Remote Debugging with Charles Proxy

By  on  
Charles Proxy

The most difficult part of supporting TV apps when you didn't create them and don't have access to the source code is debugging them when asked for help.  It's almost an unfair request -- "we wont give you access to edit the code but we want you to give use the answer."  Editing remote code is a pain...but thanks to Charles this practice got a whole lot easier.  Charles allows me to intercept calls to remote CSS and JavaScript files and substitute my own, allowing for infinitely easier debugging of remote code I don't have access to change.

Charles is loaded with features, so much so that it becomes confusing.  I'm hoping to make that more simple for you; in this post I will walk you through file replacement for the purpose of remote debugging of web apps.

Charles is a paid app which provides a 30 day trial.  I've not been paid or even asked to endorse Charles; it's the tool I use for remote debugging so I've chosen to write about it.

Charles can do just about everything but we're going to limit this post to solving one frequent problem:  swapping out a remote file for a local file that we can substitute, thus allowing us complete control over its contents and allowing us to an opportunity to fix any problems!

Remote Debugging

To swap out a remote file for a local file, the first step is using the Charles menu and choosing Tools>Map Remote.  The Map Remote Settings window pops up with a listing of remotes you've defined; to add one, click the "Add" button and you'll see the following screen:

Charles Proxy

The top block is for remote file settings and the second block is for your local substitution settings.  This means your file must be "served" (not using the file:// protocol); you can use Python or Node.js to easily serve a directory.  Assuming you're serving the file, you'll enter the remote URL settings first, followed by your local settings.  Here's an example:

Charles Proxy

The screenshot above shows me replacing a production MDN .js file with a local file.  To ensure the local file is being used, place a special console.log call at the top of the file and ensure the message is within the console.

This is just one of the simpler features that Charles provides but it has made my life much, much easier.  Debugging remote applications went from impossible to effortless after inputting a few rules into Charles.  If you have a good method for accomplishing this without Charles, I'd love to know, please share!

Recent Features

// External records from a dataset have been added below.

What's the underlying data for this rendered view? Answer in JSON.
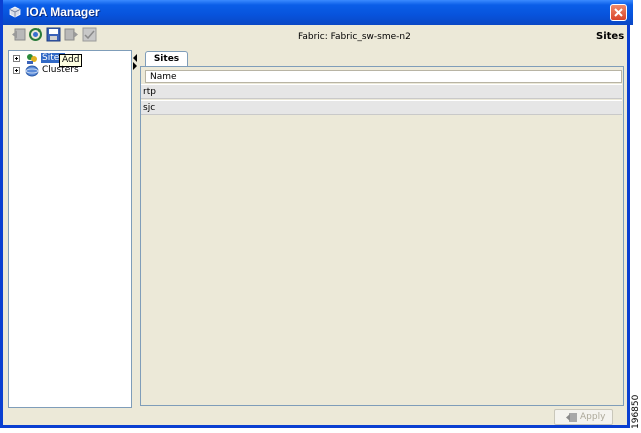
{
  "window": {
    "title": "IOA Manager"
  },
  "header": {
    "fabric_label": "Fabric: Fabric_sw-sme-n2",
    "section_title": "Sites"
  },
  "toolbar": {
    "icons": [
      "back-icon",
      "refresh-icon",
      "save-icon",
      "forward-icon",
      "checklist-icon"
    ]
  },
  "tree": {
    "items": [
      {
        "label": "Sites",
        "selected": true,
        "icon": "sites-icon"
      },
      {
        "label": "Clusters",
        "selected": false,
        "icon": "clusters-icon"
      }
    ],
    "tooltip": "Add"
  },
  "tabs": [
    {
      "label": "Sites"
    }
  ],
  "table": {
    "columns": [
      "Name"
    ],
    "rows": [
      {
        "name": "rtp"
      },
      {
        "name": "sjc"
      }
    ]
  },
  "footer": {
    "apply_label": "Apply"
  },
  "figure_id": "196850",
  "colors": {
    "titlebar": "#0753dc",
    "selection": "#3169c6",
    "window_bg": "#ece9d8"
  }
}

Incredible Demos

  • By
    MooTools Fun with Fx.Shake

    Adding movement to your website is a great way to attract attention to specific elements that you want users to notice. Of course you could use Flash or an animated GIF to achieve the movement effect but graphics can be difficult to maintain. Enter...

  • By
    MooTools Star Ratings with MooStarRating

    I've said it over and over but I'll say it again:  JavaScript's main role in web applications is to enhance otherwise boring, static functionality provided by the browser.  One perfect example of this is the Javascript/AJAX-powered star rating systems that have become popular over the...

Discussion

  1. So far I had been editing the source codes by logging in through the FTP, taking back ups and editing and uploading the edited version. It would be interesting to try Charles to find out if it could help cut out some steps.

Wrap your code in <pre class="{language}"></pre> tags, link to a GitHub gist, JSFiddle fiddle, or CodePen pen to embed!